### GIVEN RECORDS ###
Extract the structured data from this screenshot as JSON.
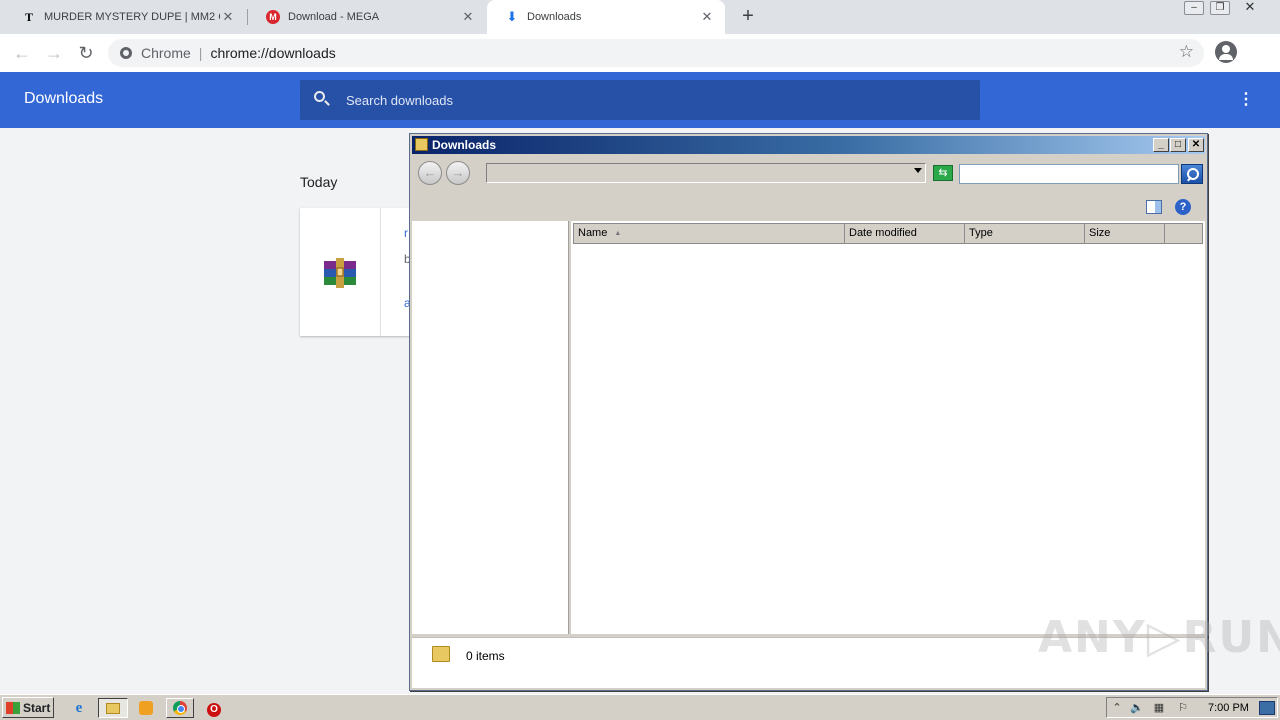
{
  "browser": {
    "tabs": [
      {
        "title": "MURDER MYSTERY DUPE | MM2 CHE",
        "favicon": "t-favicon-icon",
        "active": false
      },
      {
        "title": "Download - MEGA",
        "favicon": "mega-icon",
        "active": false
      },
      {
        "title": "Downloads",
        "favicon": "download-icon",
        "active": true
      }
    ],
    "omnibox": {
      "site_label": "Chrome",
      "divider": "|",
      "url": "chrome://downloads"
    }
  },
  "downloads_page": {
    "title": "Downloads",
    "search_placeholder": "Search downloads",
    "section_label": "Today",
    "item_fragments": [
      "r",
      "b",
      "a"
    ],
    "accent_color": "#3367d6"
  },
  "explorer": {
    "title": "Downloads",
    "address": "",
    "columns": [
      "Name",
      "Date modified",
      "Type",
      "Size"
    ],
    "sorted_column": "Name",
    "status": "0 items"
  },
  "taskbar": {
    "start_label": "Start",
    "clock": "7:00 PM"
  },
  "watermark": "ANY RUN"
}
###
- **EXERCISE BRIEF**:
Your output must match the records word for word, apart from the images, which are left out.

- **YOUR RESPONSE**:
Extract the structured data from this screenshot as JSON.
{
  "browser": {
    "tabs": [
      {
        "title": "MURDER MYSTERY DUPE | MM2 CHE",
        "favicon": "t-favicon-icon",
        "active": false
      },
      {
        "title": "Download - MEGA",
        "favicon": "mega-icon",
        "active": false
      },
      {
        "title": "Downloads",
        "favicon": "download-icon",
        "active": true
      }
    ],
    "omnibox": {
      "site_label": "Chrome",
      "divider": "|",
      "url": "chrome://downloads"
    }
  },
  "downloads_page": {
    "title": "Downloads",
    "search_placeholder": "Search downloads",
    "section_label": "Today",
    "item_fragments": [
      "r",
      "b",
      "a"
    ],
    "accent_color": "#3367d6"
  },
  "explorer": {
    "title": "Downloads",
    "address": "",
    "columns": [
      "Name",
      "Date modified",
      "Type",
      "Size"
    ],
    "sorted_column": "Name",
    "status": "0 items"
  },
  "taskbar": {
    "start_label": "Start",
    "clock": "7:00 PM"
  },
  "watermark": "ANY RUN"
}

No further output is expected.